It was already expected that Morey would be trying to move Paul’s contract this summer. Paul has fallen off, and the rift between the two players was noticable. Still, it’s a tall task to move CP3’s deal — it’s enormous, and his skills are clearly in decline.

But at least one player things that all of this talk is just… talk.

According to Rockets swingman PJ Tucker, there aren’t big issues between Paul and Harden. In fact, speaking to The Athletic Sam Amick this week, Tucker called the supposed conflict “fake news” and that the tension after the team’s Game 6 loss to the Golden State Warriors wasn’t anything out of the ordinary given the circumstances.

Via The Athletic:

“I’m sick of the fake news man. It’s fake. Everybody – I argue with Chris and James more than Chris and James argue.

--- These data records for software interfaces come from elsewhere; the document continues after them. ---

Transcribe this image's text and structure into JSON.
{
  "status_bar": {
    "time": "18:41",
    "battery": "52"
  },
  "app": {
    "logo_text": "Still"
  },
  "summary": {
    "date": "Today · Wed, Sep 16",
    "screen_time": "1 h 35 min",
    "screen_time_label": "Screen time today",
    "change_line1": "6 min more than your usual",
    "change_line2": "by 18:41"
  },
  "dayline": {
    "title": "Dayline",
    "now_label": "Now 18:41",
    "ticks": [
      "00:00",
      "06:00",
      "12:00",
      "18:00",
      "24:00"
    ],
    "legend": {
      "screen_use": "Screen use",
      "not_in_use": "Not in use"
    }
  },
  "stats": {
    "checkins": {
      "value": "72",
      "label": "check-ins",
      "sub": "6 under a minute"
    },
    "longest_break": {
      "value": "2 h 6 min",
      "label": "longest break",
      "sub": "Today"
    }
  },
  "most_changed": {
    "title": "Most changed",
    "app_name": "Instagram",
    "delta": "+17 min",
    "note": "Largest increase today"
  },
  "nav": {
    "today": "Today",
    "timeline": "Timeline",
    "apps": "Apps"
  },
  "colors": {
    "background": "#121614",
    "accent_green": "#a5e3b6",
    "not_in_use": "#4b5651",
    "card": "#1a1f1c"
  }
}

“It was what it was. Everybody’s mad. Everybody’s pissed. You can’t – I’m sick of all the highlight of whoever this person is trying to come up with all this crap, like I argue with Chris and James more than Chris and James argue with each other. Like, I’m the center, focal (point) of the argument because I’m always yelling at somebody and they’re yelling at me. So for me, it’s like ‘If you’re not arguing…’ You don’t think Kobe and Shaq argued?”

The problem here is that reports have said that Harden is sick of Paul trying to coach the team. Meanwhile, Paul has found that Harden’s ability to generate offense for himself isn’t necessarily what he thinks is best for the squad. It’s an impasse.

And of course, Kobe and Shaq hated each other so much they broke up a dynasty. Paul and Harden don’t compare to that tandem in their prime right now, and Tucker’s example is ignoring the fact that Shaq got shipped off to the Miami Heat.

It’s possible that Tucker is giving out the information he knows to be true. It’s also possible that he’s simply being a good teammate for the Rockets. And, begrudgingly, I will admit it’s also possible that the discourse between Paul and Harden is par for the course for stars of their stature and competitive nature.

Still, I won’t hold my breath for things to get smoothed over in Houston.